Required action — Copy out all lines of the records in which the word "Export" appears.

Provided information —
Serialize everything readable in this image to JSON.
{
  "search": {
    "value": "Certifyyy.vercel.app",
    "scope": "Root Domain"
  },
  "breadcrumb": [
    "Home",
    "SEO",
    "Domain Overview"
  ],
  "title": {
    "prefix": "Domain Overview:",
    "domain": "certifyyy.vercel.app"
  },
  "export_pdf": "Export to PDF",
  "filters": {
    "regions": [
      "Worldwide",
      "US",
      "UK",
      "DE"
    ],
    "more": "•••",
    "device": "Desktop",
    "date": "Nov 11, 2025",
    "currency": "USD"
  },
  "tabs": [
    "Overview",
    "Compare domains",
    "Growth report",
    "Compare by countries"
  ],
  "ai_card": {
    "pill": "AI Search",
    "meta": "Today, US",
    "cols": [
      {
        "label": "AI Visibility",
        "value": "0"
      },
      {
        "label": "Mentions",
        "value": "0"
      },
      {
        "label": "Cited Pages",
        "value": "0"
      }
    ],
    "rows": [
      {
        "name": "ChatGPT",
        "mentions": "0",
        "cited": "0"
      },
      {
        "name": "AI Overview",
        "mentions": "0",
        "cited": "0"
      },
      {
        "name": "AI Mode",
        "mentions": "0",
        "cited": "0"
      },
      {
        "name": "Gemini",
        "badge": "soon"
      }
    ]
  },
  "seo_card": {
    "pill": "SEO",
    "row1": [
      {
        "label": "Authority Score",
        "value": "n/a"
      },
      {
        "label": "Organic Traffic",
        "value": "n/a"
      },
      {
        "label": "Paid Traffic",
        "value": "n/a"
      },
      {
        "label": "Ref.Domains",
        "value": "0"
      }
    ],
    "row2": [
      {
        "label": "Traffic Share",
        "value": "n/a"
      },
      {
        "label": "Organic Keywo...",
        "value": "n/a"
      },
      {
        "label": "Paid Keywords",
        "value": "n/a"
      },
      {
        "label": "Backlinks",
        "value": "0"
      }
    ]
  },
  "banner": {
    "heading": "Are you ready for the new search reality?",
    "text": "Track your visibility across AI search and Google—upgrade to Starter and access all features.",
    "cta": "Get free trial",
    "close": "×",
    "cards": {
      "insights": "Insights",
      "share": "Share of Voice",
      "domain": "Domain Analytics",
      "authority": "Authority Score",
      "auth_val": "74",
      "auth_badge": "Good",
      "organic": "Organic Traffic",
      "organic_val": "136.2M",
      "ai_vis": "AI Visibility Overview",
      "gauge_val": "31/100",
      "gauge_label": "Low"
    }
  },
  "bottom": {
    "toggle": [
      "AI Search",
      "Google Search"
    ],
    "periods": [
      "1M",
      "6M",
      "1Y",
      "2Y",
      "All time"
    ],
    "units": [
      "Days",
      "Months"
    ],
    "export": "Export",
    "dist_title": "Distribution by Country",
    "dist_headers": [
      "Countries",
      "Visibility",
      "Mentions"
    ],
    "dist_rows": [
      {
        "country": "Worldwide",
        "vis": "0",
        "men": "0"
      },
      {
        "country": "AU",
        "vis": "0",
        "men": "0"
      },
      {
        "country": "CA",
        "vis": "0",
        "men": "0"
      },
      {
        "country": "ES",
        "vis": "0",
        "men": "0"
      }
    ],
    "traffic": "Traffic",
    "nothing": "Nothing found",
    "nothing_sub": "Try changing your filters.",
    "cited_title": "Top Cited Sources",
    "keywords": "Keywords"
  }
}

Task answer —
  "export_pdf": "Export to PDF",
    "export": "Export",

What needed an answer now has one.